Five percent may seem like a low number, and some civil liberties advocates have expressed concern about tarring all ex-offenders as potentially dangerous. Those who work to rehabilitate sex offenders also warn that the public stigma of perpetual registration can make it hard for such individuals to reintegrate into work and community, further exacerbating whatever may have led them to commit sexual offenses in the first place.
Still, the Bureau of Justice Statistics found that compared with other offenders released from state prisons, released sex offenders were four times as likely to be rearrested for a sex crime.
Around the country, recent instances of sex crimes involving children have increased public interest in tracking offenders.
"Many people will be surprised by how many registered sex offenders live in close proximity to their homes, schools, and communities," says Scott Adams, director of the National Alert Registry, a Florida company that provides the location and identities of registered sex offenders.
Meanwhile, authorities are looking for other ways to prevent repeat sexual offenses. Scanning the Internet is a start.
In an online journal called "Blogging the Fifth Nail," an allegorical reference to Jesus' crucifixion, Joseph Duncan wrote "I don't know much any more what right and wrong even is." Mr. Duncan, a repeat violent sex offender, is charged with the recent abduction of a young brother and sister in Idaho.
Duncan's blog ramblings, in which he complained about being officially labeled a sex offender, could be used as evidence against him. But whether the public warnings of a convicted and registered sex offender should have been seen as clear intent to act is another question.
The US Justice Department recently announced that state sex-offender registry data will be publicly available on a new federal government website. Bills in the House and Senate would also require that state's attorneys be notified when a high-risk offender is about to be released so that continued confinement can be considered. States also would be required to intensely monitor for at least one year any high-risk sex offender who has not been civilly committed and who has been unconditionally released.
"It is absolutely critical that we do better in tracking convicted sex offenders," says Sen. Byron Dorgan (D) of North Dakota, sponsor of the Senate bill.
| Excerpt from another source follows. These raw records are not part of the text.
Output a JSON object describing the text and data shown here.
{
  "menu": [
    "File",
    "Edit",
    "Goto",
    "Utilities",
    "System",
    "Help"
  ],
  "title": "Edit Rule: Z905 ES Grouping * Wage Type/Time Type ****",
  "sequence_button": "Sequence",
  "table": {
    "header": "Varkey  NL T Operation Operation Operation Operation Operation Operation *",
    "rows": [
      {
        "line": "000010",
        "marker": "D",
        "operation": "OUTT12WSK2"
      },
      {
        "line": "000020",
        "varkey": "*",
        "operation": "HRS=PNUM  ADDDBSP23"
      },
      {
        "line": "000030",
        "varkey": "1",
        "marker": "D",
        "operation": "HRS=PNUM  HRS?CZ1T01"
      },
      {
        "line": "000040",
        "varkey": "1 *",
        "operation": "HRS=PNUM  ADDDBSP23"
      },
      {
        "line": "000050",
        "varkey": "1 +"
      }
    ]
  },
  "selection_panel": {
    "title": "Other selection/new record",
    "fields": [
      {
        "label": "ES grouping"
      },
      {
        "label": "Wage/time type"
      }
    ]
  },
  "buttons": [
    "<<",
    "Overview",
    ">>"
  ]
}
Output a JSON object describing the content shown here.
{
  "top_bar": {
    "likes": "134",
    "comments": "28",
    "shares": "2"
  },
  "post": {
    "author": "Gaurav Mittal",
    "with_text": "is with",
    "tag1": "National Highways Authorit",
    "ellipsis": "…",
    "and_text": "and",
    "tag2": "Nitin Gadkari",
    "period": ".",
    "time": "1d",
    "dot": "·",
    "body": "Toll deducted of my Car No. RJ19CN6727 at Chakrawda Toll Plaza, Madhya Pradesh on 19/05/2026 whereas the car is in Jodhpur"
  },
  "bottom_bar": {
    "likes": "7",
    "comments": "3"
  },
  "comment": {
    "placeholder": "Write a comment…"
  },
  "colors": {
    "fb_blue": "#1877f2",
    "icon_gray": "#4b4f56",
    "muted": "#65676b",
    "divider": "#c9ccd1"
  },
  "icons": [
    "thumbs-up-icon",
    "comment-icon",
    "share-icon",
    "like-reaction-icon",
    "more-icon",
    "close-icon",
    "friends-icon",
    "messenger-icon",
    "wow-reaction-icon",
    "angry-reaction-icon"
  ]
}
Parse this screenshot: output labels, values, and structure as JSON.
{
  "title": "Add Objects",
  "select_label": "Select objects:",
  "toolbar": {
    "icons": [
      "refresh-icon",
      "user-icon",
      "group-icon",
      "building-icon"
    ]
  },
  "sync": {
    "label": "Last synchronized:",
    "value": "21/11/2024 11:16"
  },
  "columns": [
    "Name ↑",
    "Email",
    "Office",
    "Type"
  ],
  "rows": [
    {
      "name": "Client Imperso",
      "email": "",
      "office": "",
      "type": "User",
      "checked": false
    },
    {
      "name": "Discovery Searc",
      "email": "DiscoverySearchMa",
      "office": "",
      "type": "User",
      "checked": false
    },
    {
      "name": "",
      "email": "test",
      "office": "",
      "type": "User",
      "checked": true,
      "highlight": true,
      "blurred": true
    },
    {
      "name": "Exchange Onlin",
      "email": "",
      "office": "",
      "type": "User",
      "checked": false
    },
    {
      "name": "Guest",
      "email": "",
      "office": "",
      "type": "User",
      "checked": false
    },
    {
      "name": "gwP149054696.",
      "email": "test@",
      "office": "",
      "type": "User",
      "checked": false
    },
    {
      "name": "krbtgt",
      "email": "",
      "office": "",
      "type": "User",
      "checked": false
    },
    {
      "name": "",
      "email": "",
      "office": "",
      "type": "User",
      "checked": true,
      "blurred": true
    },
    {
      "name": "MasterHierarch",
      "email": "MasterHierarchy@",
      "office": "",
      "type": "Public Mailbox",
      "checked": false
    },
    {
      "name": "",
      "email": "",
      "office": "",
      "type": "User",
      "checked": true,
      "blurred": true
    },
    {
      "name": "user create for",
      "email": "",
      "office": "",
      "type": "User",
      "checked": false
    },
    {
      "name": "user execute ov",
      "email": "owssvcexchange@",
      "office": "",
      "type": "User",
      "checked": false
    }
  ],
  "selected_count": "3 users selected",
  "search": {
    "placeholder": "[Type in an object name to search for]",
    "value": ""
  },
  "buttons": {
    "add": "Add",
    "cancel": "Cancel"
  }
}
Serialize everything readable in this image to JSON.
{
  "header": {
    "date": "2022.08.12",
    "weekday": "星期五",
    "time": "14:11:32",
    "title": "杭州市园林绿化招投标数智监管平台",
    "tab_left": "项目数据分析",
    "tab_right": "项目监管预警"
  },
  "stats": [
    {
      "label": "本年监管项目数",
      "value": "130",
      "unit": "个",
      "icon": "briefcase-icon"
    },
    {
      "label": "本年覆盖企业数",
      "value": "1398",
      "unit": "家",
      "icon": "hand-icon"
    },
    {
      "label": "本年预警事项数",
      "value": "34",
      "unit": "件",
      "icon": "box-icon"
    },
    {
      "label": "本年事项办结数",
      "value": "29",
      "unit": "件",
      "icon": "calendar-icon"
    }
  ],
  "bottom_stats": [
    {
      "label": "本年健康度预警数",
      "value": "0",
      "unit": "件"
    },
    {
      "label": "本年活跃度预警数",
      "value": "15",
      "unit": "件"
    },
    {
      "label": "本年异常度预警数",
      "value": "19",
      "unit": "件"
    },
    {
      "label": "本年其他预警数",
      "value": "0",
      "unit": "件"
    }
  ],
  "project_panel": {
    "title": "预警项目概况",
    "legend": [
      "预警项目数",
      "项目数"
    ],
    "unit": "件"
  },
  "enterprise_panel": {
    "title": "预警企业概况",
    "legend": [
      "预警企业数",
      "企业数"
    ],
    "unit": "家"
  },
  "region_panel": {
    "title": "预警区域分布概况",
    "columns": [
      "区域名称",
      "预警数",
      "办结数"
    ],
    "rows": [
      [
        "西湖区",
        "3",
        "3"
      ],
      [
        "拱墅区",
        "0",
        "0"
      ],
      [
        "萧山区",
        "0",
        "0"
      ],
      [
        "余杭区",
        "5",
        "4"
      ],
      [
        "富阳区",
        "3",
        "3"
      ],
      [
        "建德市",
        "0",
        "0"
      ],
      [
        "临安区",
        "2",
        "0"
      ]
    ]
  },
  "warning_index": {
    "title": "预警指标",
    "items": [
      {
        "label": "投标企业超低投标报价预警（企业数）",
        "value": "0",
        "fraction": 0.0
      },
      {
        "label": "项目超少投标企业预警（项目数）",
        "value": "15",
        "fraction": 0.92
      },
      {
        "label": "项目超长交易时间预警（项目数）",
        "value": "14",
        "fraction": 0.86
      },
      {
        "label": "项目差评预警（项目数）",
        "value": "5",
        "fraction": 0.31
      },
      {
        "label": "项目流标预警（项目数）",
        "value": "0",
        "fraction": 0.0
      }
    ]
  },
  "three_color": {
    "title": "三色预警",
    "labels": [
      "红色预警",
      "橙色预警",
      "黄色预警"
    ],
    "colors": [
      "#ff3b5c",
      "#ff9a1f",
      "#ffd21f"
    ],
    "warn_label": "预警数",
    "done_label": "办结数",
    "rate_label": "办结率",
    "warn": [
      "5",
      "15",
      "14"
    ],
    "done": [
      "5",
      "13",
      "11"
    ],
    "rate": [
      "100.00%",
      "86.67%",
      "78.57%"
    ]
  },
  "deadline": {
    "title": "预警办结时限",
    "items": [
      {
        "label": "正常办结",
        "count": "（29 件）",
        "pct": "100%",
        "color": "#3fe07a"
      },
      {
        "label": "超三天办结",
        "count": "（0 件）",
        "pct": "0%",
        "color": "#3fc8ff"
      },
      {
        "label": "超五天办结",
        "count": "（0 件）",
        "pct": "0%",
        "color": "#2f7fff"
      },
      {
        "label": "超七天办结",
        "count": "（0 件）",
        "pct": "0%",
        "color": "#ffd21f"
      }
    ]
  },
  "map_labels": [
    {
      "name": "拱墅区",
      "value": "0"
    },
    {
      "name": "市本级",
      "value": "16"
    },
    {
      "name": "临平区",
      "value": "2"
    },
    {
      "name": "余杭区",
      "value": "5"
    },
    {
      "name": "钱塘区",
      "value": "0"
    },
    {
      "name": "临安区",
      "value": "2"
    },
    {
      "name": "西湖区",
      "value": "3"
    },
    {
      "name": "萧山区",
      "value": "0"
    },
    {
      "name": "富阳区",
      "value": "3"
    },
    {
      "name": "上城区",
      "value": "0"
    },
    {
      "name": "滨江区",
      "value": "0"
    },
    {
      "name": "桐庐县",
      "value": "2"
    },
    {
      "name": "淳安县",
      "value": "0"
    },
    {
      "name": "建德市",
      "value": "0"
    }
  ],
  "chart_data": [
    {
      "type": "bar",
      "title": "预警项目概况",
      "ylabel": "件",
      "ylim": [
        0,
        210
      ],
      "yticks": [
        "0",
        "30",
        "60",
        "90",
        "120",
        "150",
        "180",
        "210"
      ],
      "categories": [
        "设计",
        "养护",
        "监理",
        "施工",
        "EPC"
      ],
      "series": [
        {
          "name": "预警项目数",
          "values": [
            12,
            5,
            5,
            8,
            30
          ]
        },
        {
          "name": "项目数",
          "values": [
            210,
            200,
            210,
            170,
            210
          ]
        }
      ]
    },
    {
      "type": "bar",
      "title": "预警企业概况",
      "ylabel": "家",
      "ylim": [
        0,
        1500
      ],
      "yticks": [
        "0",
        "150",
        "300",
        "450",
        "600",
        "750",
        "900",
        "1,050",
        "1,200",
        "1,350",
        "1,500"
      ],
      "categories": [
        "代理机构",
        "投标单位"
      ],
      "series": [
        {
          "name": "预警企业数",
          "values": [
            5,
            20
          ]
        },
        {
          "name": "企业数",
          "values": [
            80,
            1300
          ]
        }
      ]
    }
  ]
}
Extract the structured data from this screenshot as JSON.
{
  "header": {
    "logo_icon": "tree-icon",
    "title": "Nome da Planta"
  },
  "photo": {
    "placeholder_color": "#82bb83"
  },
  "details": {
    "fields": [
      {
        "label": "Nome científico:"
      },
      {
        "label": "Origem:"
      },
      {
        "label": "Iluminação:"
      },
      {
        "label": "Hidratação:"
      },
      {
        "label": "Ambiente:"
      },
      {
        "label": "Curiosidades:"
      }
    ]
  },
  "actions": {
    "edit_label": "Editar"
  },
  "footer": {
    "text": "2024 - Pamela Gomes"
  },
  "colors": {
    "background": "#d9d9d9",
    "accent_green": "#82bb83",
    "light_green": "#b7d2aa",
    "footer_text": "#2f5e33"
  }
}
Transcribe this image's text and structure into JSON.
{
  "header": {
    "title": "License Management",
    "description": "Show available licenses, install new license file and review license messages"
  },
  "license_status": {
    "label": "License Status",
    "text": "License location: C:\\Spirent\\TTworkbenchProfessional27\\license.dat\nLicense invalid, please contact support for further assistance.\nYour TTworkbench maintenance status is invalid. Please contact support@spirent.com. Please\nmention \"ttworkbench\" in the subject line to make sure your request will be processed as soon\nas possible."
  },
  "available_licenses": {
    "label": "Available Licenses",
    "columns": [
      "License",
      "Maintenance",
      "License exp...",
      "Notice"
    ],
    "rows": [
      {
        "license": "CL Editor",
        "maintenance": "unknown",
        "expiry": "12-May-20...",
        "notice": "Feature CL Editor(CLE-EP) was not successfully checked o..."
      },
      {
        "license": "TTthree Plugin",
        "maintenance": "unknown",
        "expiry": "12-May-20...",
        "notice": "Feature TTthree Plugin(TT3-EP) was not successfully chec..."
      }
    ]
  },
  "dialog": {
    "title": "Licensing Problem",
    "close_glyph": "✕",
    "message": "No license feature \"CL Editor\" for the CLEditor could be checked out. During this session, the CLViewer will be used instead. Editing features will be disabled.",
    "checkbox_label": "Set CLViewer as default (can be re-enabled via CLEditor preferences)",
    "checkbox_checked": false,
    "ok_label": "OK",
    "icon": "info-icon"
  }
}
Courts have tended to support registries for sex offenders. In 2003, the US Supreme Court ruled that states can post sex offenders' photos and personal data on the Internet. A federal appeals court recently upheld Florida laws requiring sex offenders to register their addresses and submit DNA samples. Last month, another federal appeals court upheld Iowa's buffer zone law, one of the nation's most restrictive.